Uniform Power of Attorney Act
After a few false starts in recent years, the Legislature adopted the Uniform Power of Attorney Act, a model act proposed by the Uniform Laws Commission and adopted in almost half the states including Iowa and Nebraska, Wyoming and Montana among our neighboring states. The act uses general default rules and definitions. It identifies certain areas of authority that must be granted with express language because of enhanced risk to the principal’s estate plan, and has an optional statutory form designed for use by lawyers as well as lay persons. The Act does not invalidate any current powers of attorney, but has provisions that financial institutions may wish to consult with legal counsel about, particularly with respect to acceptance of powers of attorney. Many times the front line person presented with a power of attorney may have suspicions relative to fraud or other motives, and in these cases, it is best to consult with counsel. This act passed both houses of the legislature and is currently on Governor Noem’s desk for signature.

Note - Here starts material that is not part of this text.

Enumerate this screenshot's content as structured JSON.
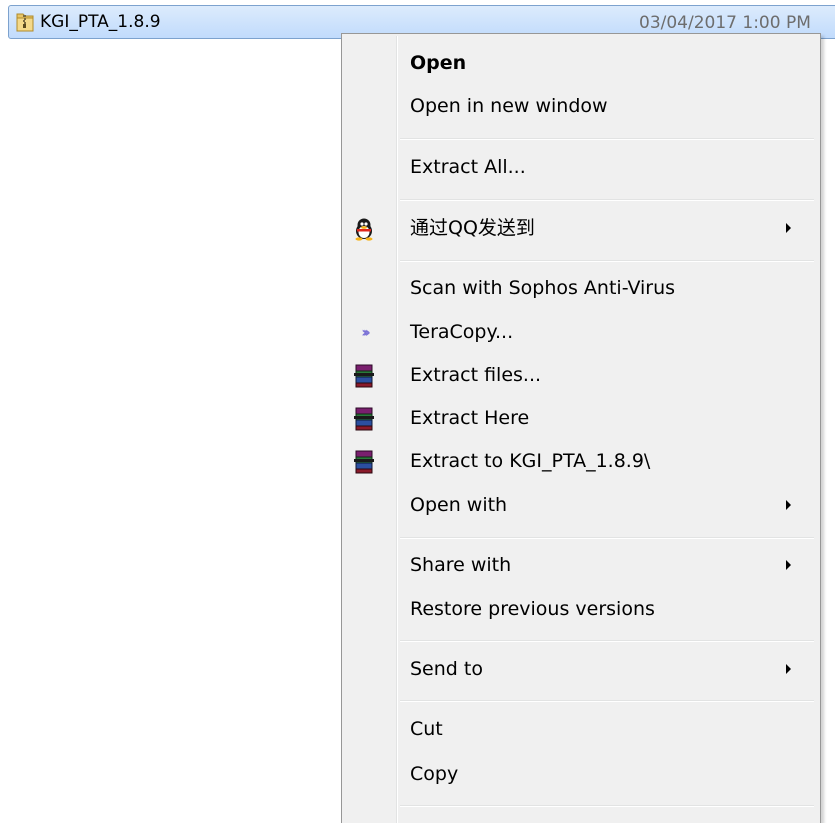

Series Limited Liability Companies
Another act that passed both houses and is currently on Governor Noem’s desk is an act authorizing series limited liability companies. The Act has a delayed effective date until November 15, 2020, and allows one limited liability company to have various series which may have different managers, owners, voting rights, powers and duties. Each series may provide general liability protection from the other series, even though they are both series under the same limited liability company umbrella, so if a lender is making a loan to one series of a limited liability company, and wishes to have collateral of other assets or other series of the company, again it may be necessary to consult counsel. The use of guaranties or other collateral pledges may be necessary, depending upon the situation. The series limited liability companies essentially allow one limited liability company to create “silos” of separate liability under the umbrella of the master limited liability company, and it has been used in statutory trusts for assets such as real estate investment trusts and mutual funds for many years. By adopting the series limited liability companies, this planning tool is made available on a lesser (and less expensive) scale to South Dakota small businesses and individuals.
Other Business Legislation
Another bill that passed the legislature, already was signed by the Governor, allows remote participation in a shareholders’ meeting by shareholders and proxies not physically present. This again is a business friendly bill and updates our corporate code to recognize current remote communication uses. The Governor also signed a bill making clear that debts, obligations, or liabilities of a limited liability company are solely the obligations of the company, and members or managers of the company are not personally liable, directly or indirectly, for such debts or liabilities regardless of the dissolution of the company. Again, anyone entering into a contract solely with a limited liability company should consider other ancillary guaranties or collateral pledges if it is uncertain whether the assets of the limited liability company alone can support the obligation.
Davenport, Evans, Hurwitz & Smith, LLP, located in Sioux Falls, South Dakota, is one of the State’s largest law firms. The firm’s attorneys provide business and litigation counsel to individuals and corporate clients in a variety of practice areas. For more information about Davenport Evans, visit www.dehs.com.